Published: 18 April 2019

Tennis elbow is the most common form of elbow pain that we see. Pain is usually felt towards the outside of the elbow where the muscles and tendons which extend your wrist attach. Tennis elbow is also known as an elbow extensor tendinopathy or lateral epicondylalgia.

What are the symptoms of tennis elbow?

Pain on the outside of the elbow is the most common symptom of tennis elbow. Occasionally this pain can radiate down the forearm towards the wrist. This can be aggravated with movements such as gripping or lifting, and particularly with repetitive movements. The pain can start gradually without incident, may appear to come on suddenly, may come and go or can progressively worsen.

How does this occur?

Tennis elbow is an overuse injury that occurs over time if more load is placed on the muscles and tendons than they can cope with. Increased load may be due to an increase in activity such as starting renovations at home or a new exercise, or poor technique with repetitive movements such as typing or when gripping a tennis racquet. Additionally if the muscles are lacking strength from not using them consistently, they won’t be able to cope with a lot of load and are more likely to be injured.

How do we manage this?

The best way to treat tennis elbow is to manage the amount of load going through the elbow.

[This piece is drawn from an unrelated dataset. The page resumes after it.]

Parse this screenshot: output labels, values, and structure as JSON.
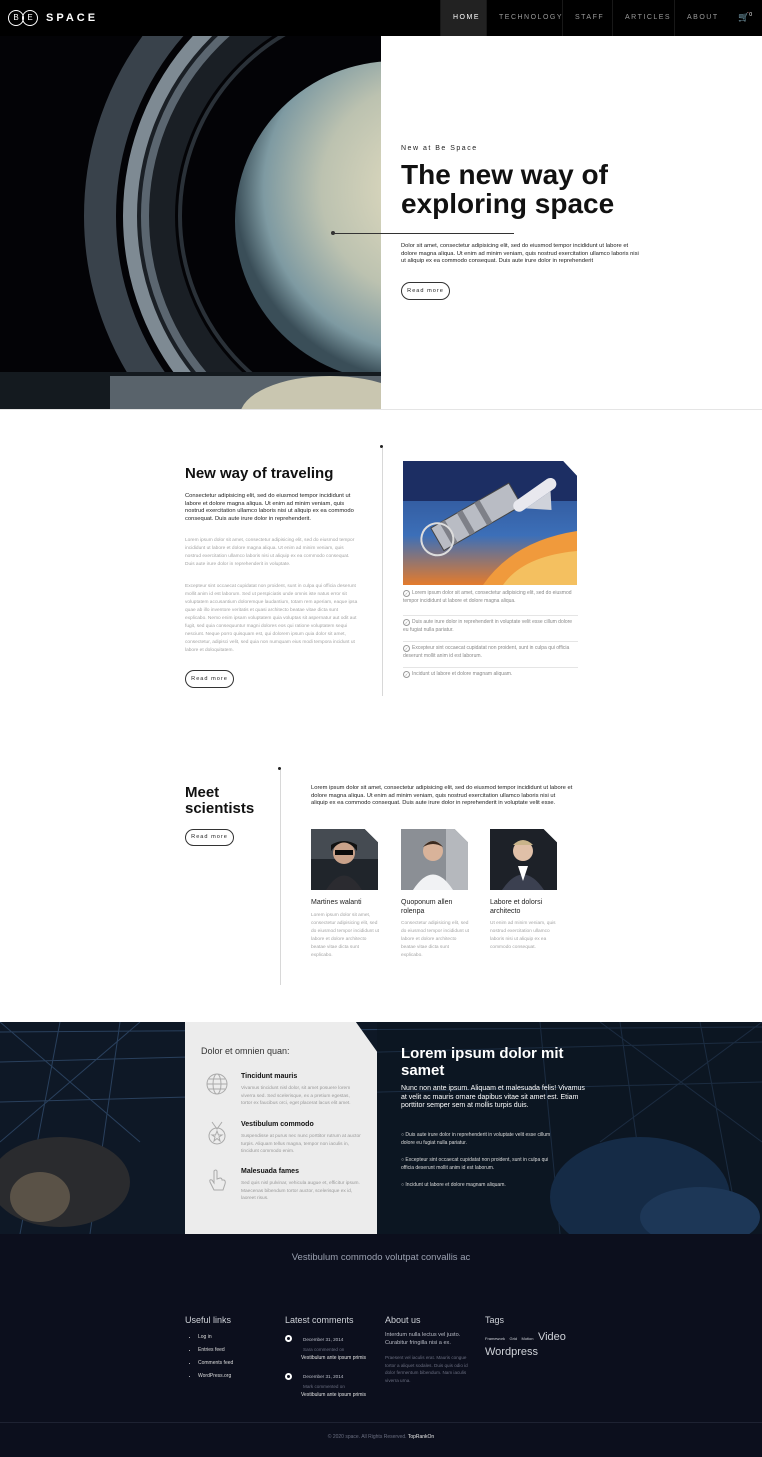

We do this by identifying activities that may be aggravating the issue and modifying them by changing techniques to take stress off the elbow or by avoiding or decreasing the activity. It is also important to then strengthen the muscles and tendons so that they can cope with more load in the future, without causing injury.

We know strengthening programs take around 12 weeks of consistent and monitored exercise and that they are also extremely effective at reducing pain and improving function.

Hands on treatment to the joints, muscles and nerves around your elbow and even your neck and back can give significant symptom relief. Dry needling, shockwave therapy, taping and icing may also be used to help manage tennis elbow.

It is always easiest to treat overuse injuries such as tennis elbow early on.

Conclusion

If you think you may have tennis elbow call 8265 5859 or click https://www.backinmotion.com.au/valley-view/make-a-booking to book in for a Free Initial Assessment with one of our physiotherapists.

Author Kent Jordan, Back In Motion Valley View